REQUIRED ACTION:
Scan the entries below and extract each line with the word "image" in it.

SUPPLIED MATERIAL:

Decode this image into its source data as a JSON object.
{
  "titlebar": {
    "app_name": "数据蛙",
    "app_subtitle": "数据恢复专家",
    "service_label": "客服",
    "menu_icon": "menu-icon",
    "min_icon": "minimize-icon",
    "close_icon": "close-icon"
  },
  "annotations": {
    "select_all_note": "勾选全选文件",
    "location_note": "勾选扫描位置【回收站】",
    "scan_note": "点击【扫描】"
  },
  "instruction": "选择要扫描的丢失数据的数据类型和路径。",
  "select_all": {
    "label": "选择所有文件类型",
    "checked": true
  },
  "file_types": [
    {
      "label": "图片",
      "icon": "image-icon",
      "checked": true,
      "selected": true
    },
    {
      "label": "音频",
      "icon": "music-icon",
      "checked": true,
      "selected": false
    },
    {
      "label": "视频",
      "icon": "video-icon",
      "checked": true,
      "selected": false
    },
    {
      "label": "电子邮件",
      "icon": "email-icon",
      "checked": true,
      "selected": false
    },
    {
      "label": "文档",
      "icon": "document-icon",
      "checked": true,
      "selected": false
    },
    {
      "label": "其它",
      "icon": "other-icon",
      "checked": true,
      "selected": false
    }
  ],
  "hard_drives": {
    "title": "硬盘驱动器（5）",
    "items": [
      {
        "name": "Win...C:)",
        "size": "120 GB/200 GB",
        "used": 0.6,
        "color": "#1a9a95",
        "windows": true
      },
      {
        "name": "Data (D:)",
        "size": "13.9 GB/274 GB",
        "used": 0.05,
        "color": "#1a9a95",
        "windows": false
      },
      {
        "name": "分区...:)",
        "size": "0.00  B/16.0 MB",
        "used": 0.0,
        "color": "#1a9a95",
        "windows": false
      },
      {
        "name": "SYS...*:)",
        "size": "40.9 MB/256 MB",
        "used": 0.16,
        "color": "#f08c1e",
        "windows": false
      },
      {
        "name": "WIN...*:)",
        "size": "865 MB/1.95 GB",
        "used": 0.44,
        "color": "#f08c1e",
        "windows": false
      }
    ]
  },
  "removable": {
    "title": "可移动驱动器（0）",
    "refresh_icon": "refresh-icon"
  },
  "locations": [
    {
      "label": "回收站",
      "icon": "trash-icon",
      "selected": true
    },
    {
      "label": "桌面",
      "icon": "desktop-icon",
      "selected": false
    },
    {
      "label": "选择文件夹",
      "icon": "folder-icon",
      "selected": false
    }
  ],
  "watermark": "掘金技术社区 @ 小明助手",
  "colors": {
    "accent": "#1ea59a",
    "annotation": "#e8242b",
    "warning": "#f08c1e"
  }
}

THE COMPLETED TASK:
Decode this image into its source data as a JSON object.
      "icon": "image-icon",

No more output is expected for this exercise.